More Than a Test Score


The SAGE results were released to the public a week ago.

For those who don’t know, SAGE stands for Student Assessment of Growth and Excellence. The test has replaced the old Criterion Referenced Tests or CRTs.

There have been lots of reminders not to compare the CRTs and the SAGE. The new test is much more rigorous and attempts to strengthen students’ college and career readiness.

Despite the advice, there has been a lot of angst. I can speak at least from the educational perspective. Teachers are freaking out a bit. They don’t like the way education or the new assessments are being portrayed in the media. I’m not sure, though, that I expected anything different.

The impact of the tests has been felt in our home as well. Jayden did much worse on the SAGE than he did on the CRTs. Expected, yes. Worrisome, nonetheless.
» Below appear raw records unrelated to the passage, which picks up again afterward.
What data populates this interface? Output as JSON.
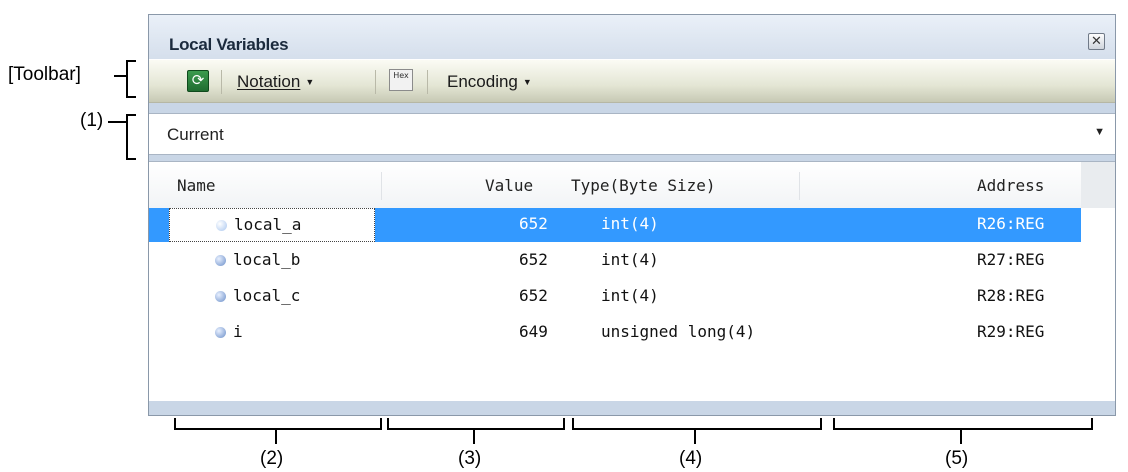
{
  "annotations": {
    "toolbar_label": "[Toolbar]",
    "combo_label": "(1)",
    "col_labels": [
      "(2)",
      "(3)",
      "(4)",
      "(5)"
    ]
  },
  "panel": {
    "title": "Local Variables",
    "close_glyph": "✕"
  },
  "toolbar": {
    "refresh_icon": "refresh-icon",
    "notation_label": "Notation",
    "hex_icon_text": "Hex",
    "encoding_label": "Encoding"
  },
  "scope_select": {
    "value": "Current"
  },
  "grid": {
    "columns": [
      "Name",
      "Value",
      "Type(Byte Size)",
      "Address"
    ],
    "rows": [
      {
        "name": "local_a",
        "value": "652",
        "type": "int(4)",
        "address": "R26:REG",
        "selected": true
      },
      {
        "name": "local_b",
        "value": "652",
        "type": "int(4)",
        "address": "R27:REG",
        "selected": false
      },
      {
        "name": "local_c",
        "value": "652",
        "type": "int(4)",
        "address": "R28:REG",
        "selected": false
      },
      {
        "name": "i",
        "value": "649",
        "type": "unsigned long(4)",
        "address": "R29:REG",
        "selected": false
      }
    ]
  },
  "colors": {
    "selection": "#3399ff",
    "toolbar_bg": "#e4e6d5",
    "panel_bg": "#c9d6e6"
  }
}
Here is my hope: that we can stop all the hand-wringing and finger-pointing and get down to the business of improving scores. We expected the scores to drop with the implementation of a new core and much more rigorous, demanding standards. What we didn’t expect is that the drop would lead to political implementation of the scores to benefit individual and group agendas. We also didn’t expect that the scores would lead to a state of paralysis whereby we spend our time blaming and excuse-making. We must get to work.
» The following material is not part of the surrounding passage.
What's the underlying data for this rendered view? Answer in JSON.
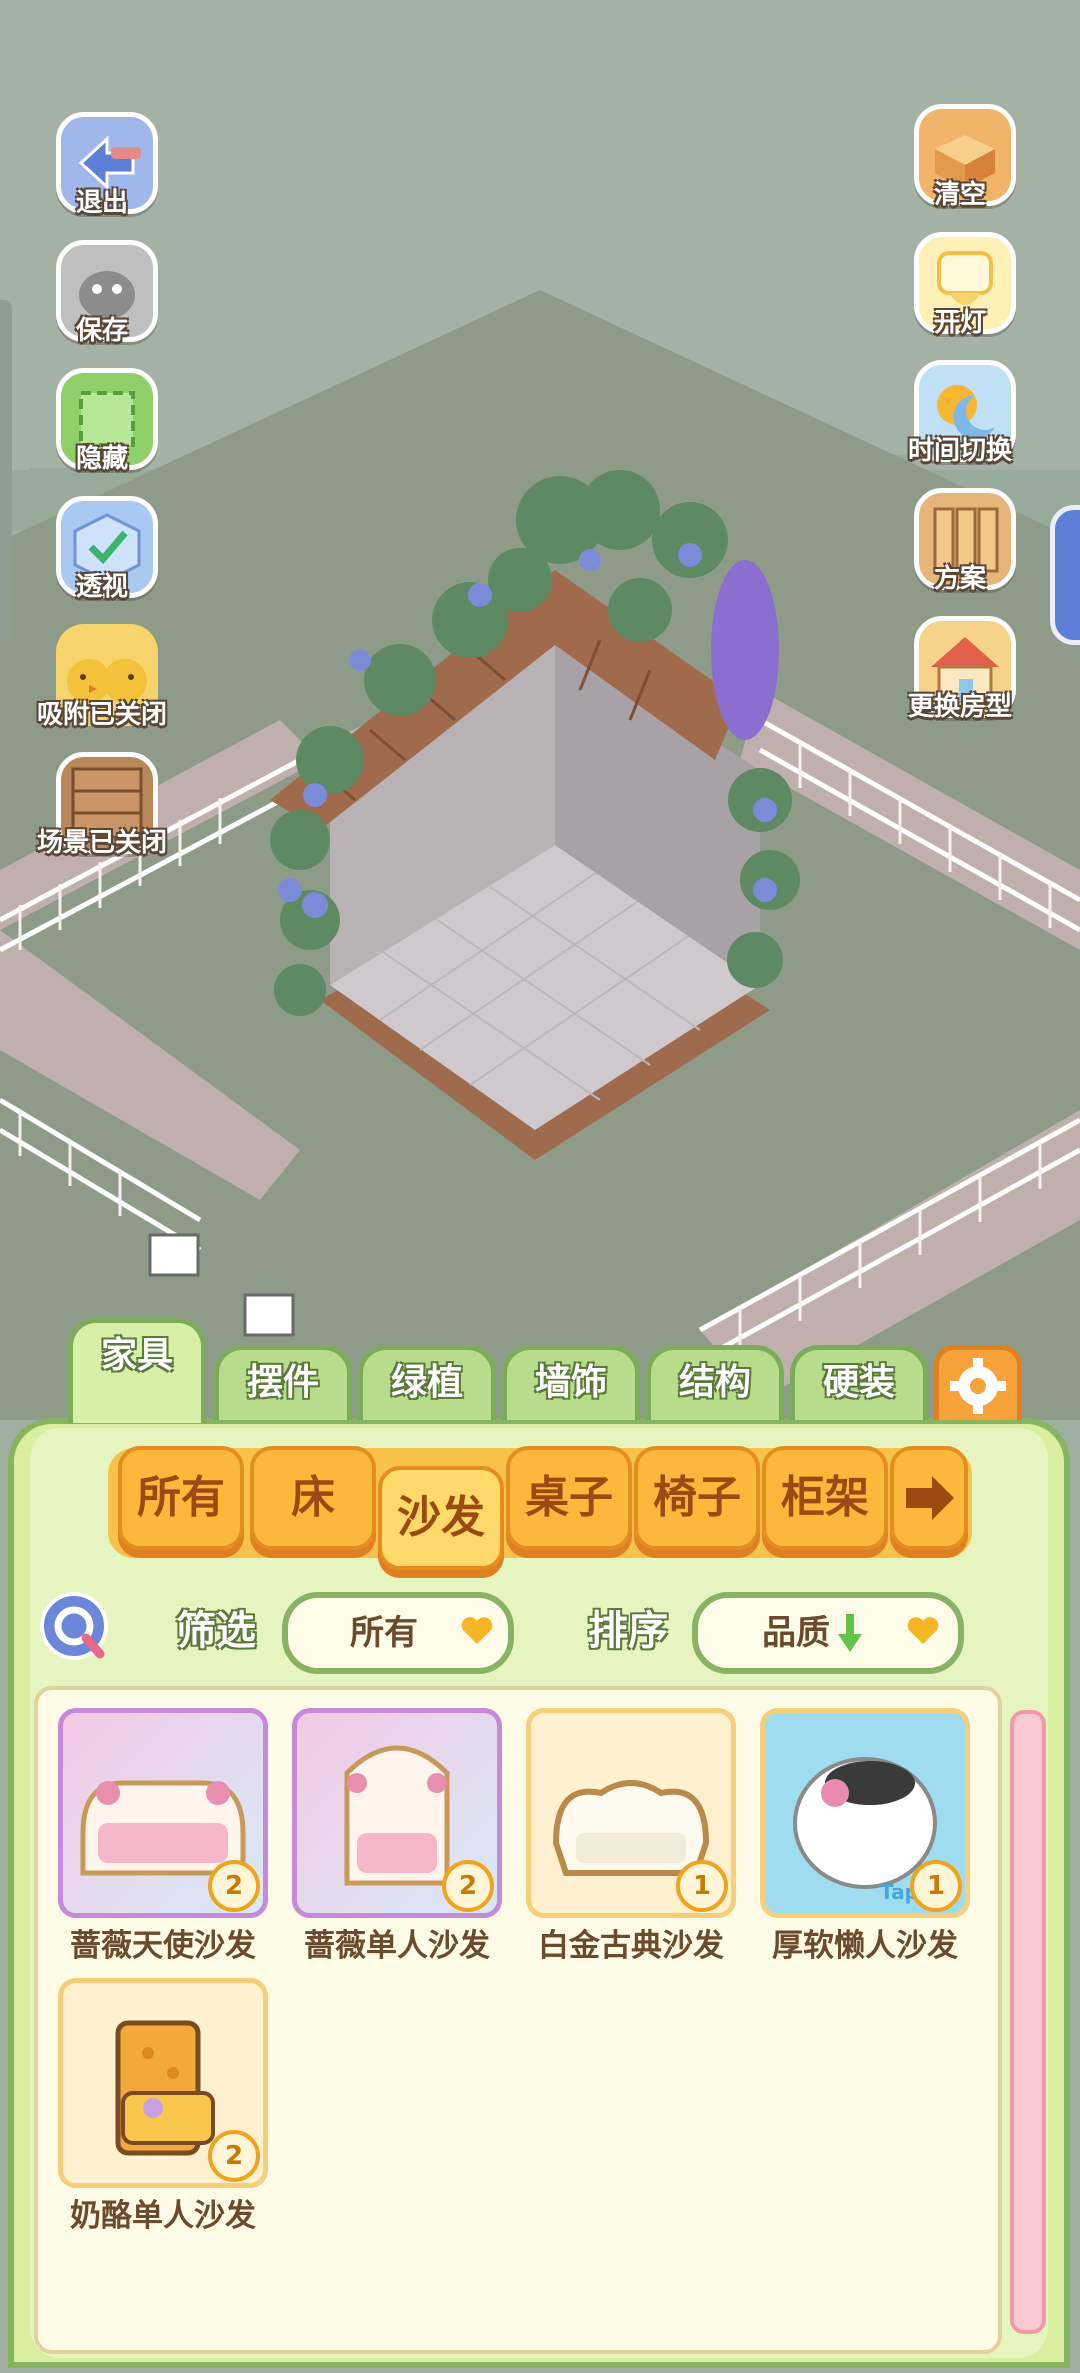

Yes, I realize that kids are more than just a test score. I want my son to mean more than just a number he scores on a standardized assessment. At the same time, I know he can do better. With effective instruction, instruction targeted to a deep and thorough understanding of the standards, all of our sons and daughters can do much better.

The world isn’t coming to an end. What is great about a low baseline is that so many of us have so much room to improve. I anticipate plenty of joy associated with impressive gains on the second round of testing in the spring of 2015.

I have written a lot about my desire for my son to go to college. I still have that desire. SAGE is hopefully one indicator on the path toward college. I hope that students, as they perform better on the SAGE year after year, will be better prepared for college when and if they get there.

Even if students opt not to go to college, however, my hope and belief is that SAGE will set a high standard that will create a more educated populace. Besides attending college, I want my son to know the issues and to vote accordingly. I want my son to be able to read the news and think about his world critically, especially the part he plays in making it better. I want my son to be able to communicate his written ideas in powerful, persuasive ways. And I want my son to confront the math of his daily life with a can-do, problem-solving approach that is coupled with the persistence and stamina to stick with something long enough to figure it out (the hallmark of good mathematicians).

So you see, my son is much more than a test score. I’m confident that he will be
able to transfer the skills he learns in school and demonstrates on the SAGE into productive, civically-minded, intelligent displays of adulthood.

About author

Dr. Jim Martin

Dr. Jim Martin

Jim Martin is a principal in the Salt Lake City School District and foster dad to two boys. He is graduate of Westminster College, where he earned a Bachelor of Arts degree in elementary education. He then went on to get a Masters degree in Teaching and Learning and a Doctorate in Educational Leadership and Policy. Jim has taught kindergarten, first, fourth, and fifth grades. This is his tenth year as a public school administrator. In his spare time, Jim loves theatre and has acted in over 30 productions. He is the artistic director of a local theatre company.

No comments